Pinellas County will soon be relieved from a decades-old agreement that required the county to bolster the number of minorities and women in its workforce.
The Sheriff's Office, however, remains tied to the agreement because, according to the U.S. Department of Justice, the agency "is still working towards achieving those goals."
"I don't know what they're talking about," Sheriff Bob Gualtieri said Friday, adding that diversity within his agency is "in very good shape."
"I think it's irrelevant. I think it's antiquated," he said of the agreement. "I'm confident we will be out of it once we file the appropriate documents with the court."
In 1980, the Department of Justice filed a lawsuit alleging that the hiring and promotion practices of the county and its constitutional officers were running afoul of the Civil Rights Act. According to the suit, the county failed or refused to recruit or hire women, blacks and workers with Hispanic surnames, and used tests and other qualification standards that had adverse effects on those groups. The suit also claimed the county assigned minority workers to lower-paying and less desirable jobs.
Later that year, a federal judge approved an agreement that set long-term demographic goals for the county's workforce: 2 percent Hispanic; 11 percent African-American; and 25 percent women in what the agreement calls "traditionally non-female job classifications."
Federal officials have determined Pinellas County achieved those goals.

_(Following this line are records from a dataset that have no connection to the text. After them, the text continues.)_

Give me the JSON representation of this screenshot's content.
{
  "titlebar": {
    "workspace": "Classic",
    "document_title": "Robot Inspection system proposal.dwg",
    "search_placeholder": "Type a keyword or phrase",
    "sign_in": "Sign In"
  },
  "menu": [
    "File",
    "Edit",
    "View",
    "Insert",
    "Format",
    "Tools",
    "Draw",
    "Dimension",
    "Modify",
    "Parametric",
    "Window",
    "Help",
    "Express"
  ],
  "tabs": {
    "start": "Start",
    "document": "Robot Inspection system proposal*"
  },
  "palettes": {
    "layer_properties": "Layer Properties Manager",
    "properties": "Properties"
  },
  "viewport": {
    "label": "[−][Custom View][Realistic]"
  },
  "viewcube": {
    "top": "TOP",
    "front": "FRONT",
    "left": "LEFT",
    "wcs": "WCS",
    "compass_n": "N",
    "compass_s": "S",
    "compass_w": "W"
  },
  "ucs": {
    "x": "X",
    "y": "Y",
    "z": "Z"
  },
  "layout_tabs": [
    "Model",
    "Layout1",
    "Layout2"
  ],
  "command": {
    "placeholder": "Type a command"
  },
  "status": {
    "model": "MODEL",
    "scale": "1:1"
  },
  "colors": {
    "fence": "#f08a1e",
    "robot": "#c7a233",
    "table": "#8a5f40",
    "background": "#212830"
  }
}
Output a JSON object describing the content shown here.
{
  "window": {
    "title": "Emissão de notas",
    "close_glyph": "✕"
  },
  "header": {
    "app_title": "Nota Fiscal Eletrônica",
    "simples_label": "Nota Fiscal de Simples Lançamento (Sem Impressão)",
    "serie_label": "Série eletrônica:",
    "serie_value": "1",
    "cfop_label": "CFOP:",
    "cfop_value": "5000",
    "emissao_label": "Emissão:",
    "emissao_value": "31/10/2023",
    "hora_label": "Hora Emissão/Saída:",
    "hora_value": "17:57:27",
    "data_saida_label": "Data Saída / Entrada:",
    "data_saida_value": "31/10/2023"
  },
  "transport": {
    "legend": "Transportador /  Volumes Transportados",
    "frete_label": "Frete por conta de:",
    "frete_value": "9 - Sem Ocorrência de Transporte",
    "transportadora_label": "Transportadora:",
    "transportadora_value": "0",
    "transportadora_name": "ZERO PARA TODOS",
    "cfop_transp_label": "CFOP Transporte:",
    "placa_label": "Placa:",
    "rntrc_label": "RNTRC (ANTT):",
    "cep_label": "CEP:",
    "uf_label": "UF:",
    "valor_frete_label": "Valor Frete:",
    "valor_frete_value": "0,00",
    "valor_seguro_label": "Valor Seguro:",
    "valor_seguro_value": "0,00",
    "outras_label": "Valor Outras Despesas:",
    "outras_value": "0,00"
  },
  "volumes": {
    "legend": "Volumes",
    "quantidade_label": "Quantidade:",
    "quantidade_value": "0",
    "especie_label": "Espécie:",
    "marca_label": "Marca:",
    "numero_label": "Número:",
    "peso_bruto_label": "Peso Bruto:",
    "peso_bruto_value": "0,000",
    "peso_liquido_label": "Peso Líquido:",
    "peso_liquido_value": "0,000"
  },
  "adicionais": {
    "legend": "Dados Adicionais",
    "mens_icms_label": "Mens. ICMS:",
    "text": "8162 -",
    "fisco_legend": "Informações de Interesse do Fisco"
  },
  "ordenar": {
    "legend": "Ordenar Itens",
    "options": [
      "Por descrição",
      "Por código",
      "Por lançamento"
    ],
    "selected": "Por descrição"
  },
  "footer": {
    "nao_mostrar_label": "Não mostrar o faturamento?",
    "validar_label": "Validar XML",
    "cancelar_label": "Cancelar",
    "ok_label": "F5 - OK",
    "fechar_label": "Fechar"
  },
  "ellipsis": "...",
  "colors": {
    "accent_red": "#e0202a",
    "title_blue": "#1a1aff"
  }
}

On Friday, U.S. Magistrate Judge Thomas G. Wilson approved a joint motion to relieve the county of the agreement's requirements.

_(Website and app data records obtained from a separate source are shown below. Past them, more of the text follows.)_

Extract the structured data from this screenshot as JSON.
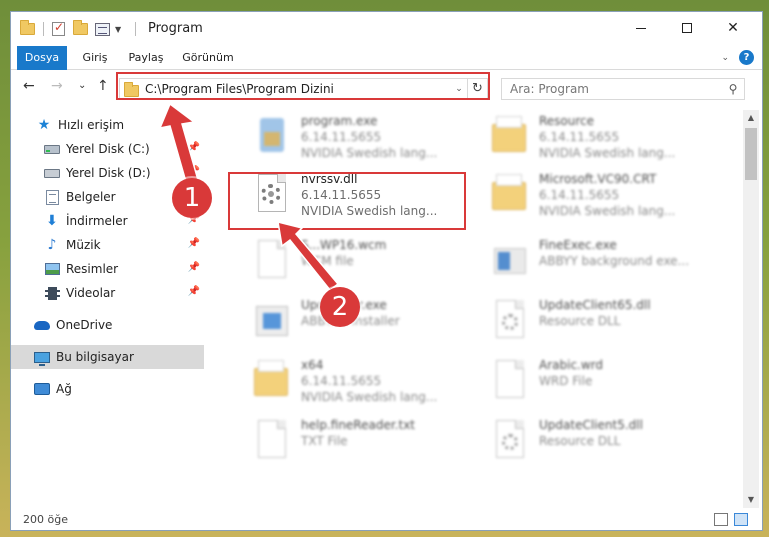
{
  "window": {
    "title": "Program",
    "controls": {
      "minimize": "",
      "maximize": "",
      "close": "✕"
    }
  },
  "ribbon": {
    "tabs": [
      "Dosya",
      "Giriş",
      "Paylaş",
      "Görünüm"
    ],
    "help": "?",
    "collapse": "⌄"
  },
  "navigation": {
    "back": "←",
    "forward": "→",
    "recent": "⌄",
    "up": "↑",
    "address": "C:\\Program Files\\Program Dizini",
    "address_dropdown": "⌄",
    "refresh": "↻",
    "search_placeholder": "Ara: Program",
    "search_icon": "⚲"
  },
  "sidebar": {
    "items": [
      {
        "label": "Hızlı erişim",
        "icon": "star-icon",
        "pinned": false
      },
      {
        "label": "Yerel Disk (C:)",
        "icon": "drive-c-icon",
        "pinned": true
      },
      {
        "label": "Yerel Disk (D:)",
        "icon": "drive-d-icon",
        "pinned": true
      },
      {
        "label": "Belgeler",
        "icon": "documents-icon",
        "pinned": true
      },
      {
        "label": "İndirmeler",
        "icon": "downloads-icon",
        "pinned": true
      },
      {
        "label": "Müzik",
        "icon": "music-icon",
        "pinned": true
      },
      {
        "label": "Resimler",
        "icon": "pictures-icon",
        "pinned": true
      },
      {
        "label": "Videolar",
        "icon": "videos-icon",
        "pinned": true
      },
      {
        "label": "OneDrive",
        "icon": "onedrive-icon",
        "pinned": false
      },
      {
        "label": "Bu bilgisayar",
        "icon": "this-pc-icon",
        "pinned": false,
        "selected": true
      },
      {
        "label": "Ağ",
        "icon": "network-icon",
        "pinned": false
      }
    ],
    "pin_glyph": "📌"
  },
  "files": [
    {
      "name": "program.exe",
      "line2": "6.14.11.5655",
      "line3": "NVIDIA Swedish lang...",
      "icon": "program-exe-icon",
      "blurred": true
    },
    {
      "name": "Resource",
      "line2": "6.14.11.5655",
      "line3": "NVIDIA Swedish lang...",
      "icon": "folder-icon",
      "blurred": true
    },
    {
      "name": "nvrssv.dll",
      "line2": "6.14.11.5655",
      "line3": "NVIDIA Swedish lang...",
      "icon": "dll-gear-icon",
      "blurred": false
    },
    {
      "name": "Microsoft.VC90.CRT",
      "line2": "6.14.11.5655",
      "line3": "NVIDIA Swedish lang...",
      "icon": "folder-icon",
      "blurred": true
    },
    {
      "name": "S...WP16.wcm",
      "line2": "WCM file",
      "line3": "",
      "icon": "blank-file-icon",
      "blurred": true
    },
    {
      "name": "FineExec.exe",
      "line2": "ABBYY background exe...",
      "line3": "",
      "icon": "fineexec-icon",
      "blurred": true
    },
    {
      "name": "Upda...ller.exe",
      "line2": "ABBY...s installer",
      "line3": "",
      "icon": "installer-exe-icon",
      "blurred": true
    },
    {
      "name": "UpdateClient65.dll",
      "line2": "Resource DLL",
      "line3": "",
      "icon": "dll-gear-icon",
      "blurred": true
    },
    {
      "name": "x64",
      "line2": "6.14.11.5655",
      "line3": "NVIDIA Swedish lang...",
      "icon": "folder-icon",
      "blurred": true
    },
    {
      "name": "Arabic.wrd",
      "line2": "WRD File",
      "line3": "",
      "icon": "blank-file-icon",
      "blurred": true
    },
    {
      "name": "help.fineReader.txt",
      "line2": "TXT File",
      "line3": "",
      "icon": "text-file-icon",
      "blurred": true
    },
    {
      "name": "UpdateClient5.dll",
      "line2": "Resource DLL",
      "line3": "",
      "icon": "dll-gear-icon",
      "blurred": true
    }
  ],
  "callouts": [
    "1",
    "2"
  ],
  "status": {
    "item_count": "200 öğe"
  },
  "colors": {
    "accent": "#1979ca",
    "highlight": "#d93939",
    "selected_nav": "#d9d9d9"
  }
}
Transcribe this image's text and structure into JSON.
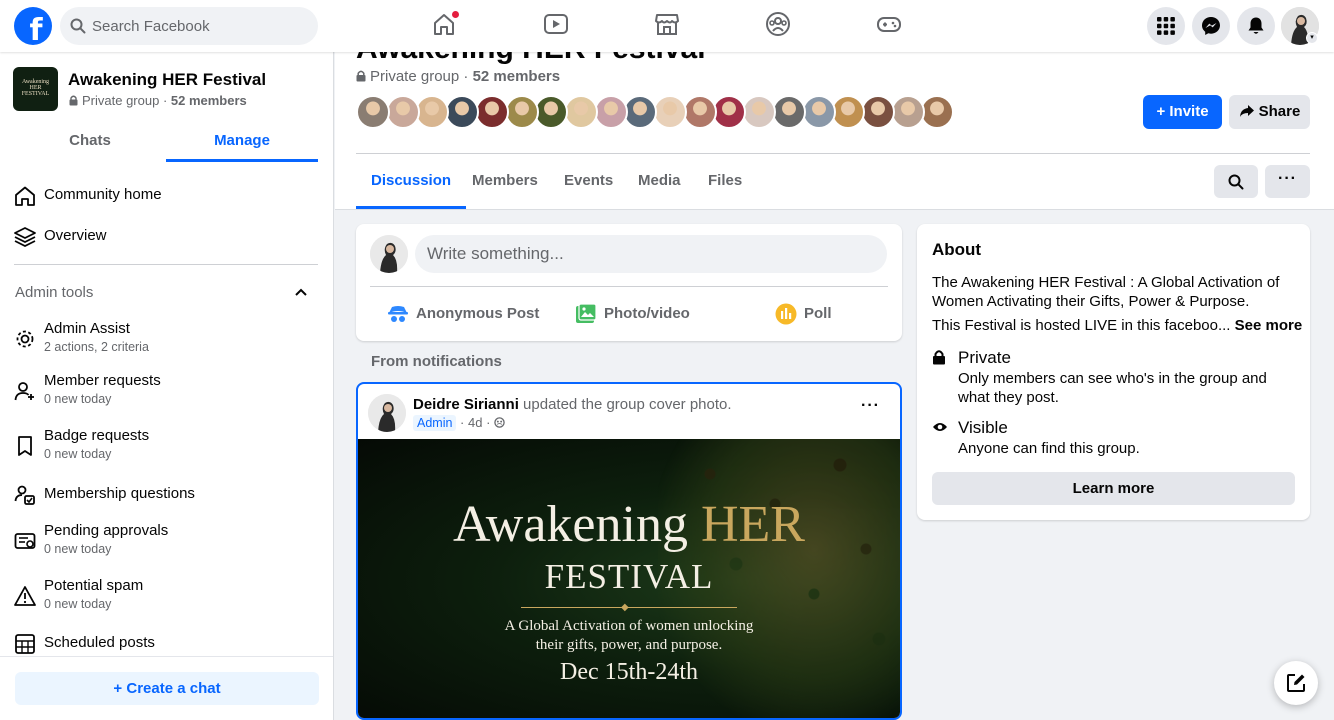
{
  "topbar": {
    "logo": "f",
    "search_placeholder": "Search Facebook",
    "nav_icons": [
      "home-icon",
      "watch-icon",
      "marketplace-icon",
      "groups-icon",
      "gaming-icon"
    ],
    "right_icons": [
      "menu-grid-icon",
      "messenger-icon",
      "notifications-icon"
    ]
  },
  "sidebar": {
    "group_name": "Awakening HER Festival",
    "thumb_text": "Awakening HER FESTIVAL",
    "privacy": "Private group",
    "members": "52 members",
    "tabs": [
      "Chats",
      "Manage"
    ],
    "nav": [
      {
        "label": "Community home",
        "icon": "home-outline-icon"
      },
      {
        "label": "Overview",
        "icon": "layers-icon"
      }
    ],
    "admin_tools_heading": "Admin tools",
    "admin_tools": [
      {
        "label": "Admin Assist",
        "sub": "2 actions, 2 criteria",
        "icon": "gear-icon"
      },
      {
        "label": "Member requests",
        "sub": "0 new today",
        "icon": "person-add-icon"
      },
      {
        "label": "Badge requests",
        "sub": "0 new today",
        "icon": "badge-icon"
      },
      {
        "label": "Membership questions",
        "sub": "",
        "icon": "questions-icon"
      },
      {
        "label": "Pending approvals",
        "sub": "0 new today",
        "icon": "approvals-icon"
      },
      {
        "label": "Potential spam",
        "sub": "0 new today",
        "icon": "warning-icon"
      },
      {
        "label": "Scheduled posts",
        "sub": "",
        "icon": "calendar-icon"
      }
    ],
    "create_chat": "Create a chat"
  },
  "header": {
    "title": "Awakening HER Festival",
    "privacy": "Private group",
    "members": "52 members",
    "invite_label": "Invite",
    "share_label": "Share",
    "tabs": [
      "Discussion",
      "Members",
      "Events",
      "Media",
      "Files"
    ],
    "active_tab": "Discussion",
    "avatar_colors": [
      "#8a7d72",
      "#c9a89a",
      "#d8b58f",
      "#3b4a5a",
      "#7b2d2d",
      "#9c8a4a",
      "#4a5a2a",
      "#e0c8a0",
      "#c8a0a8",
      "#5a6a7a",
      "#e8d0b8",
      "#b07868",
      "#a03048",
      "#d8c8c0",
      "#6a6a6a",
      "#8a98a8",
      "#c09050",
      "#7a5040",
      "#b8a090",
      "#9a7050"
    ]
  },
  "composer": {
    "placeholder": "Write something...",
    "actions": [
      "Anonymous Post",
      "Photo/video",
      "Poll"
    ]
  },
  "feed": {
    "section_label": "From notifications",
    "post": {
      "author": "Deidre Sirianni",
      "action": "updated the group cover photo.",
      "badge": "Admin",
      "time": "4d",
      "poster": {
        "title_a": "Awakening",
        "title_b": "HER",
        "subtitle": "FESTIVAL",
        "tagline_1": "A Global Activation of women unlocking",
        "tagline_2": "their gifts, power, and purpose.",
        "date": "Dec 15th-24th"
      }
    }
  },
  "about": {
    "heading": "About",
    "description": "The Awakening HER Festival : A Global Activation of Women Activating their Gifts, Power & Purpose.",
    "description_2": "This Festival is hosted LIVE in this faceboo...",
    "see_more": "See more",
    "private_title": "Private",
    "private_desc": "Only members can see who's in the group and what they post.",
    "visible_title": "Visible",
    "visible_desc": "Anyone can find this group.",
    "learn_more": "Learn more"
  },
  "colors": {
    "accent": "#0866ff",
    "background": "#f0f2f5"
  }
}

After decades of work, the county workforce now "substantially meets the agreement's long-term goals and reflects the make-up of the relevant civilian labor force," the petition stated.

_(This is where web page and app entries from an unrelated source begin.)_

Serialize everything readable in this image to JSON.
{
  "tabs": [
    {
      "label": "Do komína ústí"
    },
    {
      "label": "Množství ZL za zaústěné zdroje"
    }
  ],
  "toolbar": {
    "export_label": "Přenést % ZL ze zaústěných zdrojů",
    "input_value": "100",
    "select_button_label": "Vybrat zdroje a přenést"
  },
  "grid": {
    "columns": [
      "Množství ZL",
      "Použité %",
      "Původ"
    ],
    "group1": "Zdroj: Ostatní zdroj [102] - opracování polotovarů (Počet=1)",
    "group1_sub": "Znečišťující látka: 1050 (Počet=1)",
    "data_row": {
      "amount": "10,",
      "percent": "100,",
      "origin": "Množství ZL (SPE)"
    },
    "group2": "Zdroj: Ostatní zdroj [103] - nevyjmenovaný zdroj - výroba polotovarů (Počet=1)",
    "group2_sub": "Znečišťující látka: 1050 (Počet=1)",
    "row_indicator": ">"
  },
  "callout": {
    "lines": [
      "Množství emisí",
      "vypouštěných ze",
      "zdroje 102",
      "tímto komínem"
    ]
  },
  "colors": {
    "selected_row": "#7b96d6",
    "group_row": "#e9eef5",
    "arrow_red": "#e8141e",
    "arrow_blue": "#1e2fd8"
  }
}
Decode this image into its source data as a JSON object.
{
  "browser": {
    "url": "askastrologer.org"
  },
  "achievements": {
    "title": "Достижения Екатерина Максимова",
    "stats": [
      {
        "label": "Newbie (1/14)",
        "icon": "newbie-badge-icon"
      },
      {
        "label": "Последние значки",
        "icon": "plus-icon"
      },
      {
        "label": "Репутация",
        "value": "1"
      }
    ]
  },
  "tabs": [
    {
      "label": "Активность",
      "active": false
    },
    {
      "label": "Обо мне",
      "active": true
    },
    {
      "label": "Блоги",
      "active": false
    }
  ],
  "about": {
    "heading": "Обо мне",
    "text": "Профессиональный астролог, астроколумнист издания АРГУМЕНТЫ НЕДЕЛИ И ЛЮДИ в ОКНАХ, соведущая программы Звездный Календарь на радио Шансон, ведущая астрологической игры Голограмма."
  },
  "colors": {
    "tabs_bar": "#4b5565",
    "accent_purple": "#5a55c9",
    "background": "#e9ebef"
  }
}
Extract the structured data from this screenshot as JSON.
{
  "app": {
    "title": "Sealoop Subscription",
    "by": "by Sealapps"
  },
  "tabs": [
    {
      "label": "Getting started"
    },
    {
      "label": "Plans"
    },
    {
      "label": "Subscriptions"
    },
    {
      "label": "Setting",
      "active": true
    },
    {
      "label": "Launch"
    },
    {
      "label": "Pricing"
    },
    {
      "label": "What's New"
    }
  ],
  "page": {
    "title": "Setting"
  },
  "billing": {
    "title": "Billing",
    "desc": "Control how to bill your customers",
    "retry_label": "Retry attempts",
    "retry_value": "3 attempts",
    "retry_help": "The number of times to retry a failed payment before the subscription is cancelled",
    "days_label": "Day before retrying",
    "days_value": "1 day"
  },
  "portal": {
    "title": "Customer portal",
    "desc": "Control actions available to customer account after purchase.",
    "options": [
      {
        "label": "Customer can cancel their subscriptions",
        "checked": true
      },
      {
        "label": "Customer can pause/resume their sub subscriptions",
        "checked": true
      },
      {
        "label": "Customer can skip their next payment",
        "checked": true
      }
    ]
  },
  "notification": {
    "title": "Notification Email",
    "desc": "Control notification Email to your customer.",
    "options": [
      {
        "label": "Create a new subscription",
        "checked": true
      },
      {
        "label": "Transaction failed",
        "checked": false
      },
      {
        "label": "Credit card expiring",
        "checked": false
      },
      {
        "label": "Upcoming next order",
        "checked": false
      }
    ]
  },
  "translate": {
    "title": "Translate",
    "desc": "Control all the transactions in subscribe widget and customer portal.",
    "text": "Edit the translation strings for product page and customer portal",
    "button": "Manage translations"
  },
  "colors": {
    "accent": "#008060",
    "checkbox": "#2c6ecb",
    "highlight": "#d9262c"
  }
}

According to the petition, the county brought more minorities on board by expanding outreach and recruitment efforts and changing selection processes. County officials carefully monitored workforce demographics and sent reports to the Department of Justice semiannually.
Gualtieri said those percentages are not realistic for a law enforcement agency that must compete with other departments to hire qualified minorities.
"You have to be careful with the numbers," he said. "You don't have the pool of people to draw from A) who want it, and B) who are qualified."
The Sheriff's Office was unable to provide a breakdown of its demographics per position Friday, but records previously provided by the agency show its overall workforce of roughly 2,700 employees is 5 percent Hispanic, 12 percent African-American and 44 percent women.